SUPPLIED DATA ::
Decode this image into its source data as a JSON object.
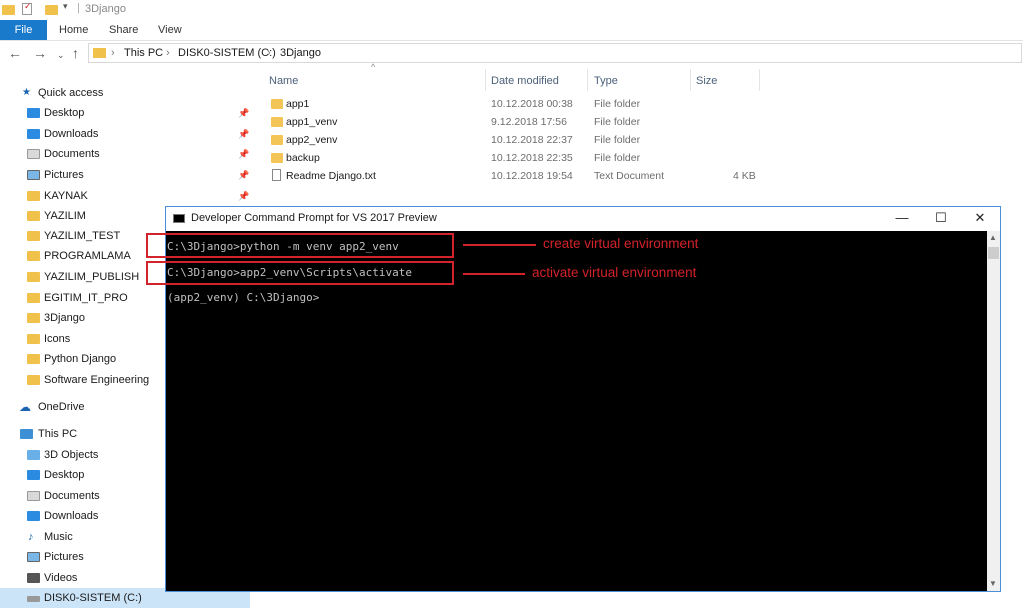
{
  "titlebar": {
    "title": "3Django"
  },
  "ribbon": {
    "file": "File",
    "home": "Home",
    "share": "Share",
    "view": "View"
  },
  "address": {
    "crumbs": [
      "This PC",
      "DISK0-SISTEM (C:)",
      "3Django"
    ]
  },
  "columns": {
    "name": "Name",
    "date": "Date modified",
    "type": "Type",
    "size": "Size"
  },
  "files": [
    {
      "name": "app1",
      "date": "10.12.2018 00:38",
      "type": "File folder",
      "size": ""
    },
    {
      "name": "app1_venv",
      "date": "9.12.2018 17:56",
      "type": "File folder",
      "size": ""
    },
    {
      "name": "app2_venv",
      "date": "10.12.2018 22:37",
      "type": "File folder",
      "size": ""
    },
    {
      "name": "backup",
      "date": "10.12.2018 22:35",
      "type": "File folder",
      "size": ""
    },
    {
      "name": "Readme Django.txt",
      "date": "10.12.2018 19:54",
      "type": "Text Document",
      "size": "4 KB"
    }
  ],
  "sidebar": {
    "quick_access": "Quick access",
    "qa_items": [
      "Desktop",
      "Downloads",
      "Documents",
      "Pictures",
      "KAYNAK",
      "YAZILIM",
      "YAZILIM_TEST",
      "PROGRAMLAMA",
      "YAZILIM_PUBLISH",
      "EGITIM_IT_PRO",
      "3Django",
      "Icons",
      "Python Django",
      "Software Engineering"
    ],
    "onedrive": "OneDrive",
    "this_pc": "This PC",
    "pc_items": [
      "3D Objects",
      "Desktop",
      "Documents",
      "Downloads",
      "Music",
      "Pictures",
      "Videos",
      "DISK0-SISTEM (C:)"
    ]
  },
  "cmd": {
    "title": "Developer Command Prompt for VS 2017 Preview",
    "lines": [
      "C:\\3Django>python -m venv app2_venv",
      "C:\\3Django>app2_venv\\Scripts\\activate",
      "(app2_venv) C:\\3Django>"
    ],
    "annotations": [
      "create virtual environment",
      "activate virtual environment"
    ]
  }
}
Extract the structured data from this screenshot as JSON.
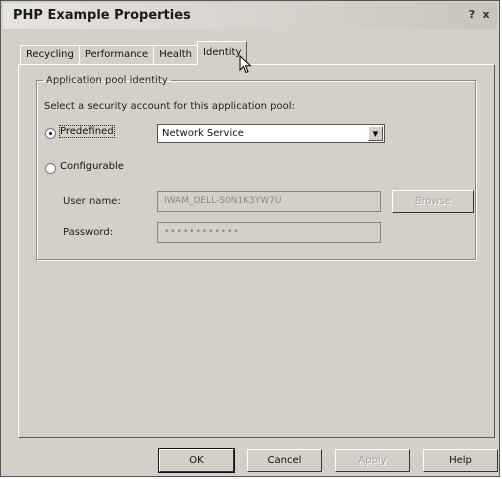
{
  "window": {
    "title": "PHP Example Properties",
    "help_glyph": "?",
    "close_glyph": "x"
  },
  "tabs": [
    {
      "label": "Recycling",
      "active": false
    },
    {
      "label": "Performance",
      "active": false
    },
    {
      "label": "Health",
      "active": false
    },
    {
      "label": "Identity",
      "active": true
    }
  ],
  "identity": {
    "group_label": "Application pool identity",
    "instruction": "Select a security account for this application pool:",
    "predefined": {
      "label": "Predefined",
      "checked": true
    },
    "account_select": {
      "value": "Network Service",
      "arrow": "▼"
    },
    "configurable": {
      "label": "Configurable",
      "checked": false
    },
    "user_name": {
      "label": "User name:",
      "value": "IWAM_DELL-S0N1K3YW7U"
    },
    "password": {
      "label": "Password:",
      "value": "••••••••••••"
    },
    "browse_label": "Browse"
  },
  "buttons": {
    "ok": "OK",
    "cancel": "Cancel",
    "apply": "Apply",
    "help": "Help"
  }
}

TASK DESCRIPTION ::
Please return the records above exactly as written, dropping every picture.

ANSWER AREA ::
Decode this image into its source data as a JSON object.
{
  "titlebar": {
    "title": "3Django"
  },
  "ribbon": {
    "file": "File",
    "home": "Home",
    "share": "Share",
    "view": "View"
  },
  "address": {
    "crumbs": [
      "This PC",
      "DISK0-SISTEM (C:)",
      "3Django"
    ]
  },
  "columns": {
    "name": "Name",
    "date": "Date modified",
    "type": "Type",
    "size": "Size"
  },
  "files": [
    {
      "name": "app1",
      "date": "10.12.2018 00:38",
      "type": "File folder",
      "size": ""
    },
    {
      "name": "app1_venv",
      "date": "9.12.2018 17:56",
      "type": "File folder",
      "size": ""
    },
    {
      "name": "app2_venv",
      "date": "10.12.2018 22:37",
      "type": "File folder",
      "size": ""
    },
    {
      "name": "backup",
      "date": "10.12.2018 22:35",
      "type": "File folder",
      "size": ""
    },
    {
      "name": "Readme Django.txt",
      "date": "10.12.2018 19:54",
      "type": "Text Document",
      "size": "4 KB"
    }
  ],
  "sidebar": {
    "quick_access": "Quick access",
    "qa_items": [
      "Desktop",
      "Downloads",
      "Documents",
      "Pictures",
      "KAYNAK",
      "YAZILIM",
      "YAZILIM_TEST",
      "PROGRAMLAMA",
      "YAZILIM_PUBLISH",
      "EGITIM_IT_PRO",
      "3Django",
      "Icons",
      "Python Django",
      "Software Engineering"
    ],
    "onedrive": "OneDrive",
    "this_pc": "This PC",
    "pc_items": [
      "3D Objects",
      "Desktop",
      "Documents",
      "Downloads",
      "Music",
      "Pictures",
      "Videos",
      "DISK0-SISTEM (C:)"
    ]
  },
  "cmd": {
    "title": "Developer Command Prompt for VS 2017 Preview",
    "lines": [
      "C:\\3Django>python -m venv app2_venv",
      "C:\\3Django>app2_venv\\Scripts\\activate",
      "(app2_venv) C:\\3Django>"
    ],
    "annotations": [
      "create virtual environment",
      "activate virtual environment"
    ]
  }
}
Extract the structured data from this screenshot as JSON.
{
  "window": {
    "title": "PHP Example Properties",
    "help_glyph": "?",
    "close_glyph": "x"
  },
  "tabs": [
    {
      "label": "Recycling",
      "active": false
    },
    {
      "label": "Performance",
      "active": false
    },
    {
      "label": "Health",
      "active": false
    },
    {
      "label": "Identity",
      "active": true
    }
  ],
  "identity": {
    "group_label": "Application pool identity",
    "instruction": "Select a security account for this application pool:",
    "predefined": {
      "label": "Predefined",
      "checked": true
    },
    "account_select": {
      "value": "Network Service",
      "arrow": "▼"
    },
    "configurable": {
      "label": "Configurable",
      "checked": false
    },
    "user_name": {
      "label": "User name:",
      "value": "IWAM_DELL-S0N1K3YW7U"
    },
    "password": {
      "label": "Password:",
      "value": "••••••••••••"
    },
    "browse_label": "Browse"
  },
  "buttons": {
    "ok": "OK",
    "cancel": "Cancel",
    "apply": "Apply",
    "help": "Help"
  }
}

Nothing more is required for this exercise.